|July 12 2017, 10:06 PM |
It was a close decision to opt for Derby rather than Cheltenham today, but, despite one sunburnt knee, I'm glad that I did. Very sensible batting by Beaumont and Sciver rescued an awkward position and they batted with purpose and control until quite near the end, when I thought Sciver could have kept the ball on the floor and pushed the total up to around 300.
An amusing incident as I was leaving: Katharine Brunt seemed to have injured her back after an enterprising bit of fielding and the management sent over a sub in the person of Danielle Wyatt. Since Wyatt thought she was definitely coming on, she didn't have a yellow bib with her. When she reached the supposed injury victim, Brunt told her in no uncertain terms that she wasn't going off. "I'm 32 years old. I'm not a child. I know when I need to go off... Tell him I'm quite offended." I don't know if "him" was Mark Robinson or the team physio, but it seemed in the best tradition of Yorkshire fast bowlers.
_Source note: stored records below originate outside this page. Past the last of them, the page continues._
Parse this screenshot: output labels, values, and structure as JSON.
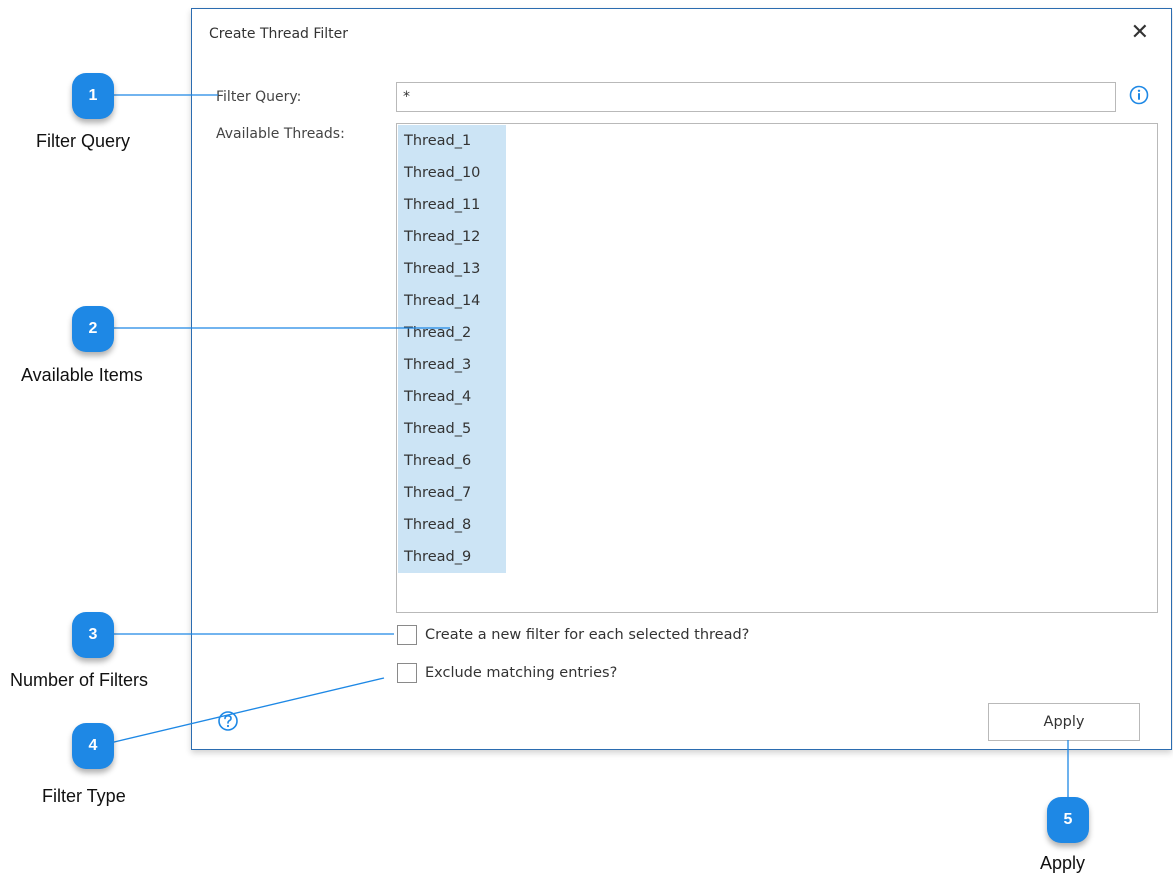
{
  "dialog": {
    "title": "Create Thread Filter",
    "close_glyph": "✕",
    "filter_query_label": "Filter Query:",
    "filter_query_value": "*",
    "available_threads_label": "Available Threads:",
    "threads": [
      "Thread_1",
      "Thread_10",
      "Thread_11",
      "Thread_12",
      "Thread_13",
      "Thread_14",
      "Thread_2",
      "Thread_3",
      "Thread_4",
      "Thread_5",
      "Thread_6",
      "Thread_7",
      "Thread_8",
      "Thread_9"
    ],
    "checkbox_new_filter_label": "Create a new filter for each selected thread?",
    "checkbox_exclude_label": "Exclude matching entries?",
    "apply_label": "Apply"
  },
  "callouts": [
    {
      "number": "1",
      "caption": "Filter Query"
    },
    {
      "number": "2",
      "caption": "Available Items"
    },
    {
      "number": "3",
      "caption": "Number of Filters"
    },
    {
      "number": "4",
      "caption": "Filter Type"
    },
    {
      "number": "5",
      "caption": "Apply"
    }
  ],
  "colors": {
    "accent": "#1e88e5",
    "selection": "#cce4f5",
    "dialog_border": "#2b6cb0"
  }
}
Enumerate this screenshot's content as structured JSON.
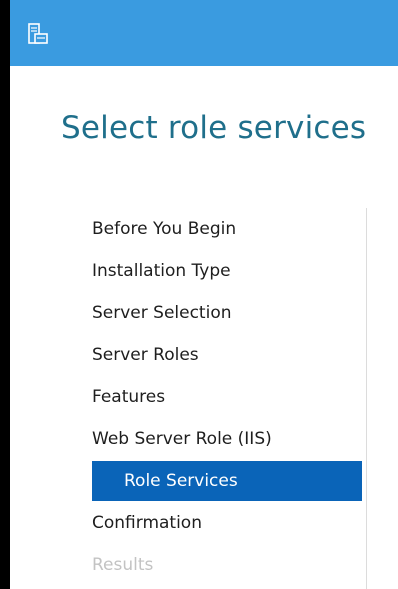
{
  "window": {
    "title_icon": "server-manager-icon"
  },
  "page": {
    "title": "Select role services"
  },
  "nav": {
    "items": [
      {
        "label": "Before You Begin",
        "state": "normal"
      },
      {
        "label": "Installation Type",
        "state": "normal"
      },
      {
        "label": "Server Selection",
        "state": "normal"
      },
      {
        "label": "Server Roles",
        "state": "normal"
      },
      {
        "label": "Features",
        "state": "normal"
      },
      {
        "label": "Web Server Role (IIS)",
        "state": "normal"
      },
      {
        "label": "Role Services",
        "state": "active"
      },
      {
        "label": "Confirmation",
        "state": "normal"
      },
      {
        "label": "Results",
        "state": "disabled"
      }
    ]
  },
  "colors": {
    "titlebar": "#3a9be0",
    "title_text": "#1f6f8b",
    "active_item_bg": "#0a64b8",
    "active_item_text": "#ffffff",
    "disabled_text": "#c3c3c3"
  }
}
Wyatt (unlucky to have been left out in my opinion) seemed to think it was all quite hilarious, but had to crouch down behind the advertising boards because she was dressed in England team colours. In the end, the reserve seamer Beth Langston brought her a bib and she was able to go back to the pavilion. I think the last wicket probably fell before she got there.
As someone said earlier in the week, there's quite a lot for the purist to enjoy about the women's game. I could make quite a long list, but two items will do: (i) the batting of Alex Hartley will delight the Society for the Preservation of Genuine Tailenders (I can see why she's in Mark Robinson's team, since she doesn't just treat the ball with suspicion but seems to fear that the bat is about to explode); and (ii) The League for the Concoction of Incomprehensible Nicknames would have to applaud Heather Knight being known as "Freddie".
The announcer began by referring to the incoming player as "the next batsman" but I noticed that he'd changed this to "the next bat" by the end of the NZ innings (I suppose a bit of synecdoche never did anyone any harm and this one seems happily gender-neutral). Sarah Taylor behind the stumps kept shouting "Come on ladies, come on girls", neither of which would please the conscientious feminist. Brunt occasionally chipped in with "Come on lasses", which felt a bit dated - or have I just forgotten my northern roots. Perhaps that's what happens when you programme in a day at the Cheltenham festival every year (even if you don't always make it).